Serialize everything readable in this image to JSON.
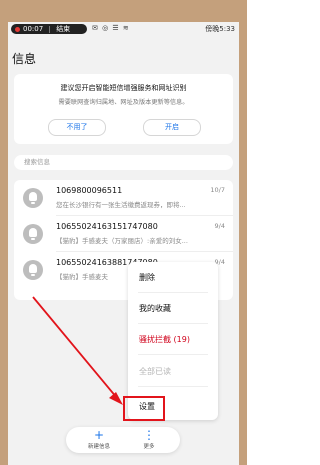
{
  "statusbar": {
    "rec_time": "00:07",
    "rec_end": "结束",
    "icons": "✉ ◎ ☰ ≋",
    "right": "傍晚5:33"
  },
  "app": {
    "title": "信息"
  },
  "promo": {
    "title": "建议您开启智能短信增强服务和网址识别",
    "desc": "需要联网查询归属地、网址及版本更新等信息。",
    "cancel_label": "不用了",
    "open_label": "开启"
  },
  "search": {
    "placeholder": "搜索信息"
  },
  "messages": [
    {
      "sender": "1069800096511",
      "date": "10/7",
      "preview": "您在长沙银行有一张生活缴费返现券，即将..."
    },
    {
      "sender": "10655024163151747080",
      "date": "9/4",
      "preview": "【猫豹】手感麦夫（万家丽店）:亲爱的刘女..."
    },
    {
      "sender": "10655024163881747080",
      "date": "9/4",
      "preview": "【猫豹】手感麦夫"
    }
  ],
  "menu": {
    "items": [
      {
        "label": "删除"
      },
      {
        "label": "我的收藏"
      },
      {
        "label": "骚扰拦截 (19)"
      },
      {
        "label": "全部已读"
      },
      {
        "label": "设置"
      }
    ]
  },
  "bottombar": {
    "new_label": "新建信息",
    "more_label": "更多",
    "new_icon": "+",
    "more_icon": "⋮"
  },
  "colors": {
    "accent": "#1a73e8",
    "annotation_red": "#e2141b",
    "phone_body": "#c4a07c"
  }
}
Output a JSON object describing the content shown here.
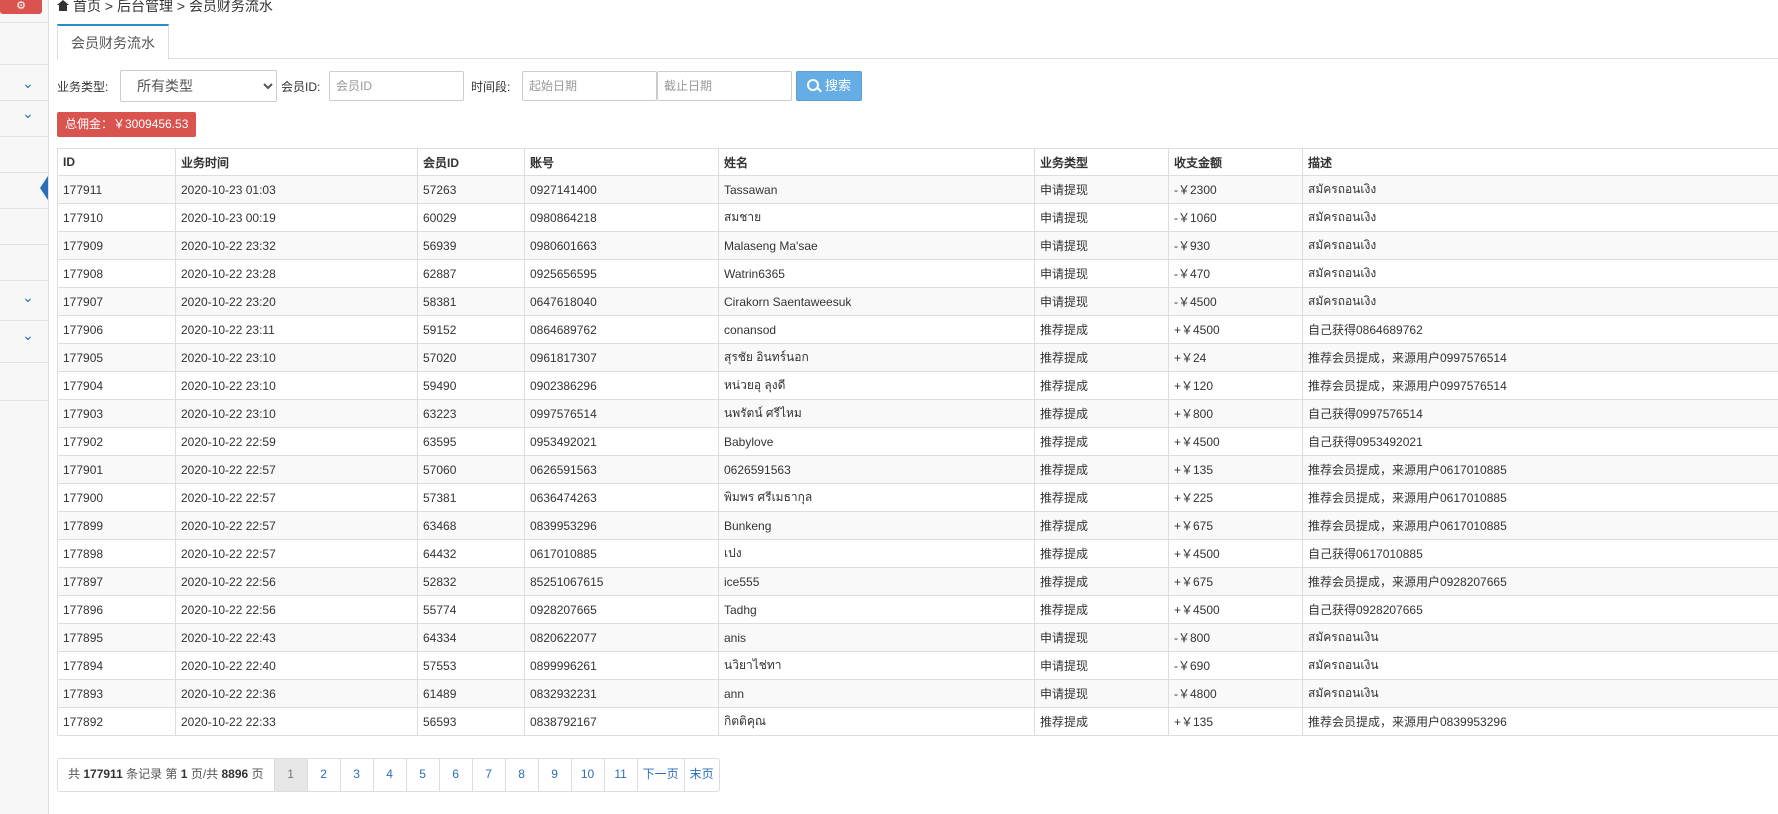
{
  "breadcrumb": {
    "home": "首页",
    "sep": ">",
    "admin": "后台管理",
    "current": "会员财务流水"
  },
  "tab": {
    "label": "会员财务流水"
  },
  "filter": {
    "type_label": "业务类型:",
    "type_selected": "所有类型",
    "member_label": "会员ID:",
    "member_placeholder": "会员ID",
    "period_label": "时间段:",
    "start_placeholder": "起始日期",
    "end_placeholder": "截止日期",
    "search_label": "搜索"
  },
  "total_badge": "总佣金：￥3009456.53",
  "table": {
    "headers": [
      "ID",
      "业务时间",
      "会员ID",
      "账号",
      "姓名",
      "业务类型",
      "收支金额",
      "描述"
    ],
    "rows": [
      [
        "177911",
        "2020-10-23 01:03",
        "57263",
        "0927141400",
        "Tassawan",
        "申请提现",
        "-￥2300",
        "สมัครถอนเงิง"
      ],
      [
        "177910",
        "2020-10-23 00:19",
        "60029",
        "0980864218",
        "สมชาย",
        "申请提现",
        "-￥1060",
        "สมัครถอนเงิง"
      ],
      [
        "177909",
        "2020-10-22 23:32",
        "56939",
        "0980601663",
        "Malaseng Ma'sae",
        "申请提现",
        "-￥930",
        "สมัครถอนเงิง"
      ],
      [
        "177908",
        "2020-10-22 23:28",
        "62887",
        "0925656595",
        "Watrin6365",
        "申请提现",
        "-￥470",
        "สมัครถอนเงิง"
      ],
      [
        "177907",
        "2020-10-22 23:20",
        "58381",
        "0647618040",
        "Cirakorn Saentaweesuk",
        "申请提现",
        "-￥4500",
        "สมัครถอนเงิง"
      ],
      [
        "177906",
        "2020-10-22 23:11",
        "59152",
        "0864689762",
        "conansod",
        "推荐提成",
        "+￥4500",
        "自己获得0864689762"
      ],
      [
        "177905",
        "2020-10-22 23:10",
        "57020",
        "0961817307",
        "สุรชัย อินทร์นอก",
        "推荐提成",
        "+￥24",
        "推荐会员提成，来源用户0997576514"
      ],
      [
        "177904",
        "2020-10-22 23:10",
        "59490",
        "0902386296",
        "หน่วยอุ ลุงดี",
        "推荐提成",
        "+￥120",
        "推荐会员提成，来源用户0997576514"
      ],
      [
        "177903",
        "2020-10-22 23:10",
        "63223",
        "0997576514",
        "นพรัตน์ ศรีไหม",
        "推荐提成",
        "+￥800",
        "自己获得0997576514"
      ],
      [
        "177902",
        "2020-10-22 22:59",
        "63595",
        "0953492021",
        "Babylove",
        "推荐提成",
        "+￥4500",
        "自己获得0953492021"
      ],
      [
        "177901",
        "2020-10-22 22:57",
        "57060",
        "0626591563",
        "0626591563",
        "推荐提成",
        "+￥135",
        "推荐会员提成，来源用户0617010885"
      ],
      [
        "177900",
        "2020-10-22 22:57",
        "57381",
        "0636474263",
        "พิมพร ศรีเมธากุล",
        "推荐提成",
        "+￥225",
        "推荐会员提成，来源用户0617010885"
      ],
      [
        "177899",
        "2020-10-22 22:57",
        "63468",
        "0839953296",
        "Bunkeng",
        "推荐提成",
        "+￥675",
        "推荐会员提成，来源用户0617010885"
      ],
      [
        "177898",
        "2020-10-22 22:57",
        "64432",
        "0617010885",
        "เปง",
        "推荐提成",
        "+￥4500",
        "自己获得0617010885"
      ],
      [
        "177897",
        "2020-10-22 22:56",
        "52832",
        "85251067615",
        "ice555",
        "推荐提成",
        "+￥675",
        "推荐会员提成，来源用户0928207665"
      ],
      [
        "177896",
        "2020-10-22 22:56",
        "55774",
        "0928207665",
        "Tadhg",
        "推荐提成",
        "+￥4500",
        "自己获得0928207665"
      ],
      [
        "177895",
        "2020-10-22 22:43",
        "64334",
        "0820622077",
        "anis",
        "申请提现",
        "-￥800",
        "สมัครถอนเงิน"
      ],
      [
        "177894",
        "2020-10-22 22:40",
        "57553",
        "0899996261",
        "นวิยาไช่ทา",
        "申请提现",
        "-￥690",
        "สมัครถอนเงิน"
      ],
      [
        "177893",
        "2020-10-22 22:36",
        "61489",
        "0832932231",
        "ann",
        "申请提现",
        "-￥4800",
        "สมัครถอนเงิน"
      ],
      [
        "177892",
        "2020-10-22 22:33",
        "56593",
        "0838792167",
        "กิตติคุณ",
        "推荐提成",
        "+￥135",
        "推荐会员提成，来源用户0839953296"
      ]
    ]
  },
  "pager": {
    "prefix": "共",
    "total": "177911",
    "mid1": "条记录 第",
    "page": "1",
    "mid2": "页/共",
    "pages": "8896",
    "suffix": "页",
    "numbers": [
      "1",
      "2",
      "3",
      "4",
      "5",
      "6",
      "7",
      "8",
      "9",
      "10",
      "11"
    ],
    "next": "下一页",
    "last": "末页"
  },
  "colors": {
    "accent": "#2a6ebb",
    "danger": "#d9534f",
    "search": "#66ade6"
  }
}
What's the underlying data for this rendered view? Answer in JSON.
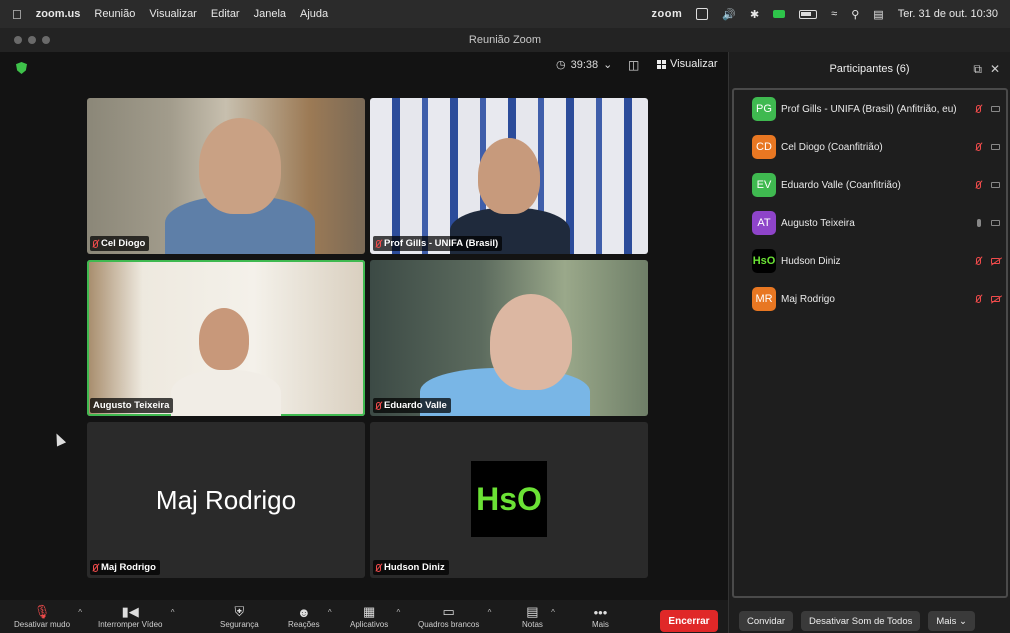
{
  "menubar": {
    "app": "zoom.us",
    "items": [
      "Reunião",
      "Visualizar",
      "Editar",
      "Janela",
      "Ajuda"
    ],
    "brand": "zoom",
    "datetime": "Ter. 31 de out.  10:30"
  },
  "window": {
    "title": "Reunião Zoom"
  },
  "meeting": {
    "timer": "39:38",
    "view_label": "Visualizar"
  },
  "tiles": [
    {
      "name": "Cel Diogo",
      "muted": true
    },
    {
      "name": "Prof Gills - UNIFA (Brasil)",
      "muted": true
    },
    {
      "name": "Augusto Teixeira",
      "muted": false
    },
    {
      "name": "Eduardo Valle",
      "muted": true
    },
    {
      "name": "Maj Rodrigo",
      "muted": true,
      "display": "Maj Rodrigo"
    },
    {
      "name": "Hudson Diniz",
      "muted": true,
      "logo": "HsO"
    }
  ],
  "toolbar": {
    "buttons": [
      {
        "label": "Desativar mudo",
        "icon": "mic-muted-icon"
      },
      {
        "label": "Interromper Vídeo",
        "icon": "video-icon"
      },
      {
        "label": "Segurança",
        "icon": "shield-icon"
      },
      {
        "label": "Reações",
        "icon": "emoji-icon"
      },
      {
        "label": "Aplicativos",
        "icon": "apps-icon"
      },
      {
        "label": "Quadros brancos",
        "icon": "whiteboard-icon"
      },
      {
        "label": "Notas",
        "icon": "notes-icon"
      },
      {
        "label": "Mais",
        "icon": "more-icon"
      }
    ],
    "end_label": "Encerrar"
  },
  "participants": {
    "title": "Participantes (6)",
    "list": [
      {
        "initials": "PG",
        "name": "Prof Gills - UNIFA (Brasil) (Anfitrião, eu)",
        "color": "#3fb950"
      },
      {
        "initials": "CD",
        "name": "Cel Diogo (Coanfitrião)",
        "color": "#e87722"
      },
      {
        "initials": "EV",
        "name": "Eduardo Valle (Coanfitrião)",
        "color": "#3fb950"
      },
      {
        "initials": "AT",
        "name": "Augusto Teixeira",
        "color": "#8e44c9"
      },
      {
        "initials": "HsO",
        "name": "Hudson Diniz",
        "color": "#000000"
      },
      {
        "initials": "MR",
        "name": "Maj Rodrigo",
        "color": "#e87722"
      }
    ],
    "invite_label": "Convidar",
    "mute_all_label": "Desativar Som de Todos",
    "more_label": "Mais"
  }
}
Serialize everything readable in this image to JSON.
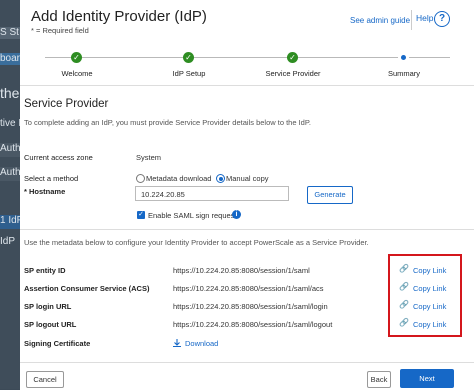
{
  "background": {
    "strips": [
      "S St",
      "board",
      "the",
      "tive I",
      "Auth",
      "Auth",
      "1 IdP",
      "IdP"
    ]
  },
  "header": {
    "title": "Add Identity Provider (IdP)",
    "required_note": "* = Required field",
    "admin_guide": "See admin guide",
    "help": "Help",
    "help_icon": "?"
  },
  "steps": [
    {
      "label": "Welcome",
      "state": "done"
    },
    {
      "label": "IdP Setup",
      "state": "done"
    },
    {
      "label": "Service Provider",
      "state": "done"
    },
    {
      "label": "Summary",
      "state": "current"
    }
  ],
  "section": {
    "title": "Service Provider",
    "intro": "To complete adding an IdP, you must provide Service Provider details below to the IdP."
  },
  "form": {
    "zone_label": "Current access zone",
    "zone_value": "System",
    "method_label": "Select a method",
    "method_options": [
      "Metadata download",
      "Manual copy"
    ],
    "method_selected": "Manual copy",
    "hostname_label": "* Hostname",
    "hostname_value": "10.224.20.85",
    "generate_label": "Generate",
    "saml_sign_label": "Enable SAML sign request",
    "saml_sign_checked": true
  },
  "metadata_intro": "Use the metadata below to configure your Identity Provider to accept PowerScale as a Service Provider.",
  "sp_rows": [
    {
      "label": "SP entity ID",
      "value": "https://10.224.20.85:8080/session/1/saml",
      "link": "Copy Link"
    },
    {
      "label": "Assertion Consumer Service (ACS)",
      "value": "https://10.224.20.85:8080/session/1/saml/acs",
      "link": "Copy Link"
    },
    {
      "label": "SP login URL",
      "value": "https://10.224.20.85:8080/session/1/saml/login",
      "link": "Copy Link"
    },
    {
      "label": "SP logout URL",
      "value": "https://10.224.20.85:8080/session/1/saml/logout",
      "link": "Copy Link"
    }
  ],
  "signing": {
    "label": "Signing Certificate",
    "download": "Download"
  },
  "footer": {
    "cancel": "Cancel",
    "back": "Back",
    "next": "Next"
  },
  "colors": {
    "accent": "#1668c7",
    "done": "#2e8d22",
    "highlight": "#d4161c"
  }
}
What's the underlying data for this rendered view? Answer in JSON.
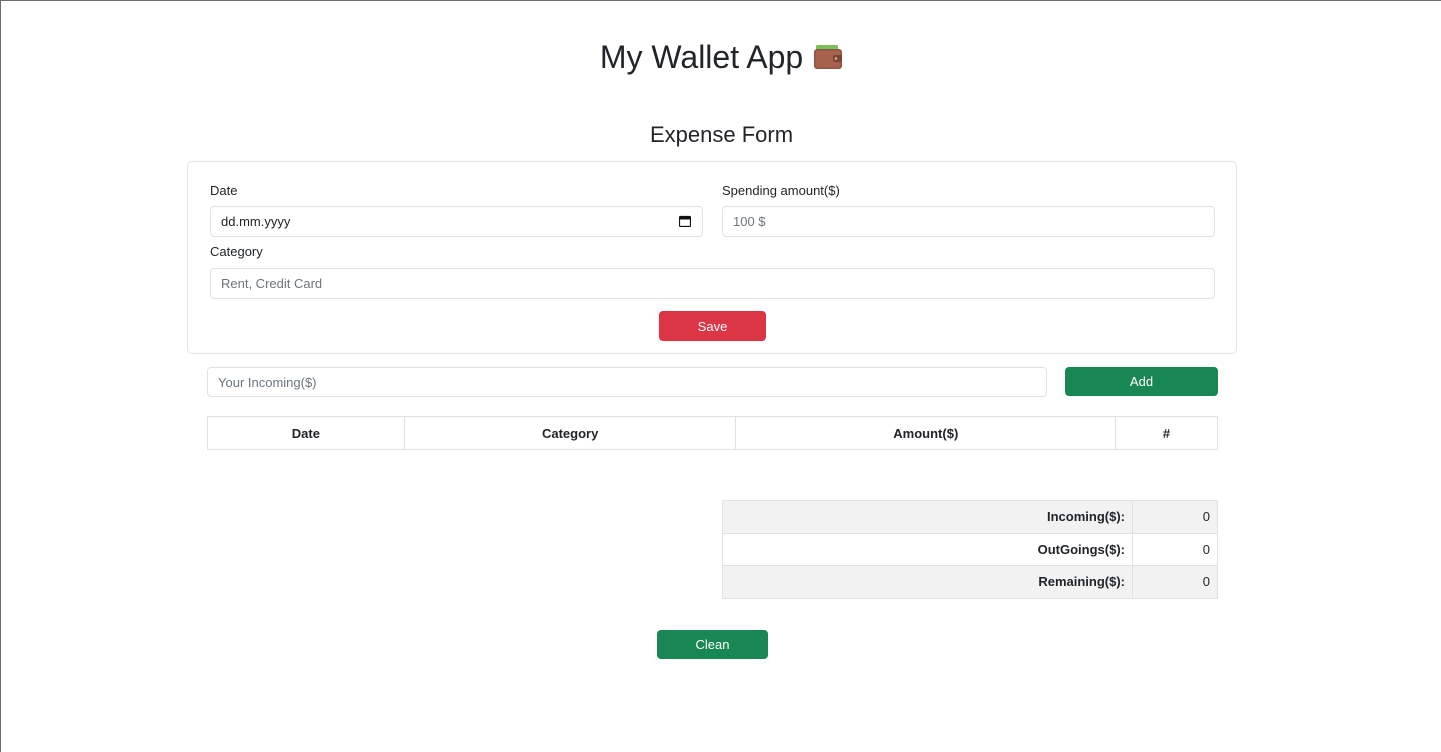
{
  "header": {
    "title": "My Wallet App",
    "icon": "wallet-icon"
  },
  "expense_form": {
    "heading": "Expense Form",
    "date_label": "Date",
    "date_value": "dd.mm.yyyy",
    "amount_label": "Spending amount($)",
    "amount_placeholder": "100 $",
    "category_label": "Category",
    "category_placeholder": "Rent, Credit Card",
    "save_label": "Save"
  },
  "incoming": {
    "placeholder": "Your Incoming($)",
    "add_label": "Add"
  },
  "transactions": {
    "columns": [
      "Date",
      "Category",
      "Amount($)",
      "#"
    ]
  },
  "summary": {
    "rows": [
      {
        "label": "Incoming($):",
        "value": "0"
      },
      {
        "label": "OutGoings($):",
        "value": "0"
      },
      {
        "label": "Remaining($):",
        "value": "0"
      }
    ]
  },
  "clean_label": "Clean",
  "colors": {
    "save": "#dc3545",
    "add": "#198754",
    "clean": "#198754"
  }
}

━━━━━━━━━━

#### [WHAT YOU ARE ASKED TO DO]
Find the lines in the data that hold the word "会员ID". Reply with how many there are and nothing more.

#### [ANSWER FOR THIS EXERCISE]
3